__SUPPLIED RECORDS__:
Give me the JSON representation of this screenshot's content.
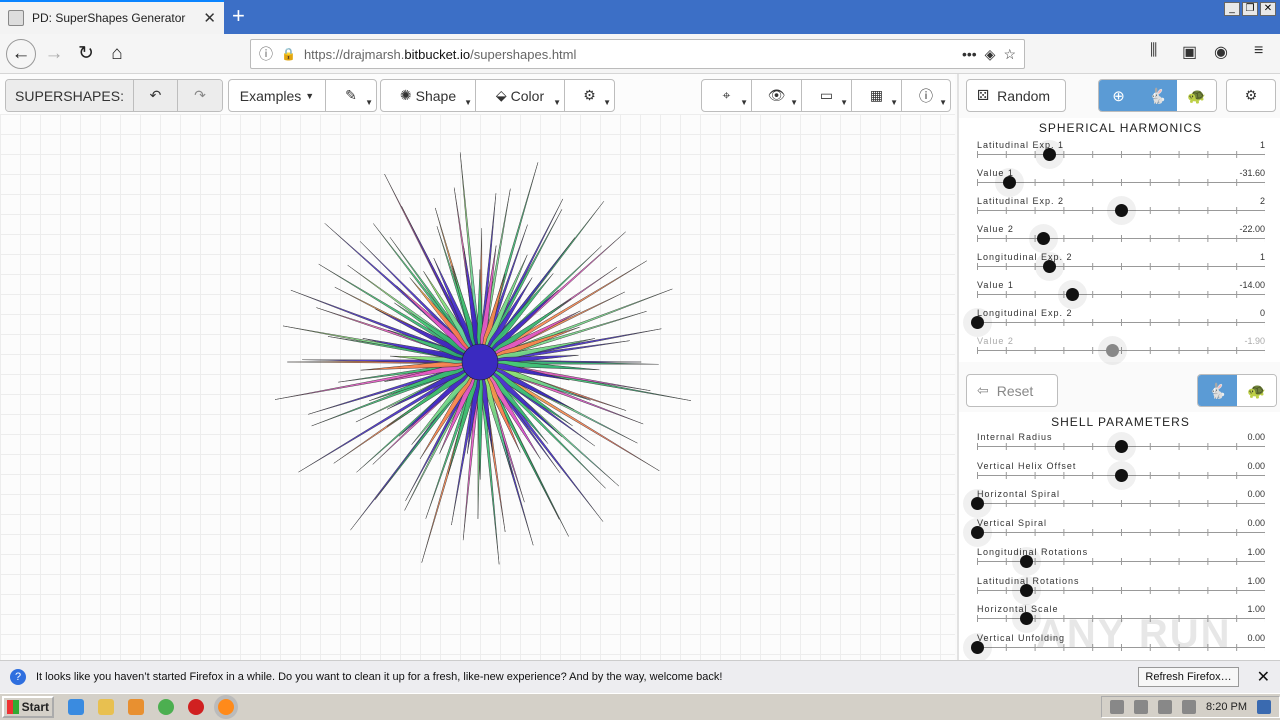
{
  "browser": {
    "tab_title": "PD: SuperShapes Generator",
    "tab_close": "✕",
    "new_tab": "+",
    "url_prefix": "https://drajmarsh.",
    "url_domain": "bitbucket.io",
    "url_path": "/supershapes.html",
    "url_more": "•••"
  },
  "toolbar": {
    "app_label": "SUPERSHAPES:",
    "examples_label": "Examples",
    "shape_label": "Shape",
    "color_label": "Color"
  },
  "panel": {
    "random_label": "Random",
    "reset_label": "Reset",
    "spherical_title": "SPHERICAL HARMONICS",
    "shell_title": "SHELL PARAMETERS",
    "harmonics": [
      {
        "label": "Latitudinal Exp. 1",
        "value": "1",
        "level": 0.25,
        "dim": false
      },
      {
        "label": "Value 1",
        "value": "-31.60",
        "level": 0.11,
        "dim": false
      },
      {
        "label": "Latitudinal Exp. 2",
        "value": "2",
        "level": 0.5,
        "dim": false
      },
      {
        "label": "Value 2",
        "value": "-22.00",
        "level": 0.23,
        "dim": false
      },
      {
        "label": "Longitudinal Exp. 2",
        "value": "1",
        "level": 0.25,
        "dim": false
      },
      {
        "label": "Value 1",
        "value": "-14.00",
        "level": 0.33,
        "dim": false
      },
      {
        "label": "Longitudinal Exp. 2",
        "value": "0",
        "level": 0.0,
        "dim": false
      },
      {
        "label": "Value 2",
        "value": "-1.90",
        "level": 0.47,
        "dim": true
      }
    ],
    "shell": [
      {
        "label": "Internal Radius",
        "value": "0.00",
        "level": 0.5
      },
      {
        "label": "Vertical Helix Offset",
        "value": "0.00",
        "level": 0.5
      },
      {
        "label": "Horizontal Spiral",
        "value": "0.00",
        "level": 0.0
      },
      {
        "label": "Vertical Spiral",
        "value": "0.00",
        "level": 0.0
      },
      {
        "label": "Longitudinal Rotations",
        "value": "1.00",
        "level": 0.17
      },
      {
        "label": "Latitudinal Rotations",
        "value": "1.00",
        "level": 0.17
      },
      {
        "label": "Horizontal Scale",
        "value": "1.00",
        "level": 0.17
      },
      {
        "label": "Vertical Unfolding",
        "value": "0.00",
        "level": 0.0
      }
    ]
  },
  "notification": {
    "message": "It looks like you haven’t started Firefox in a while. Do you want to clean it up for a fresh, like-new experience? And by the way, welcome back!",
    "button": "Refresh Firefox…",
    "close": "✕"
  },
  "taskbar": {
    "start_label": "Start",
    "clock": "8:20 PM"
  },
  "watermark": "ANY RUN",
  "colors": {
    "accent": "#5b9bd5",
    "tabbar": "#3c6fc6",
    "lock": "#12bc00"
  }
}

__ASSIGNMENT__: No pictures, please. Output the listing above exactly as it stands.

__RESULT OF THIS EXERCISE__:
Give me the JSON representation of this screenshot's content.
{
  "browser": {
    "tab_title": "PD: SuperShapes Generator",
    "tab_close": "✕",
    "new_tab": "+",
    "url_prefix": "https://drajmarsh.",
    "url_domain": "bitbucket.io",
    "url_path": "/supershapes.html",
    "url_more": "•••"
  },
  "toolbar": {
    "app_label": "SUPERSHAPES:",
    "examples_label": "Examples",
    "shape_label": "Shape",
    "color_label": "Color"
  },
  "panel": {
    "random_label": "Random",
    "reset_label": "Reset",
    "spherical_title": "SPHERICAL HARMONICS",
    "shell_title": "SHELL PARAMETERS",
    "harmonics": [
      {
        "label": "Latitudinal Exp. 1",
        "value": "1",
        "level": 0.25,
        "dim": false
      },
      {
        "label": "Value 1",
        "value": "-31.60",
        "level": 0.11,
        "dim": false
      },
      {
        "label": "Latitudinal Exp. 2",
        "value": "2",
        "level": 0.5,
        "dim": false
      },
      {
        "label": "Value 2",
        "value": "-22.00",
        "level": 0.23,
        "dim": false
      },
      {
        "label": "Longitudinal Exp. 2",
        "value": "1",
        "level": 0.25,
        "dim": false
      },
      {
        "label": "Value 1",
        "value": "-14.00",
        "level": 0.33,
        "dim": false
      },
      {
        "label": "Longitudinal Exp. 2",
        "value": "0",
        "level": 0.0,
        "dim": false
      },
      {
        "label": "Value 2",
        "value": "-1.90",
        "level": 0.47,
        "dim": true
      }
    ],
    "shell": [
      {
        "label": "Internal Radius",
        "value": "0.00",
        "level": 0.5
      },
      {
        "label": "Vertical Helix Offset",
        "value": "0.00",
        "level": 0.5
      },
      {
        "label": "Horizontal Spiral",
        "value": "0.00",
        "level": 0.0
      },
      {
        "label": "Vertical Spiral",
        "value": "0.00",
        "level": 0.0
      },
      {
        "label": "Longitudinal Rotations",
        "value": "1.00",
        "level": 0.17
      },
      {
        "label": "Latitudinal Rotations",
        "value": "1.00",
        "level": 0.17
      },
      {
        "label": "Horizontal Scale",
        "value": "1.00",
        "level": 0.17
      },
      {
        "label": "Vertical Unfolding",
        "value": "0.00",
        "level": 0.0
      }
    ]
  },
  "notification": {
    "message": "It looks like you haven’t started Firefox in a while. Do you want to clean it up for a fresh, like-new experience? And by the way, welcome back!",
    "button": "Refresh Firefox…",
    "close": "✕"
  },
  "taskbar": {
    "start_label": "Start",
    "clock": "8:20 PM"
  },
  "watermark": "ANY RUN",
  "colors": {
    "accent": "#5b9bd5",
    "tabbar": "#3c6fc6",
    "lock": "#12bc00"
  }
}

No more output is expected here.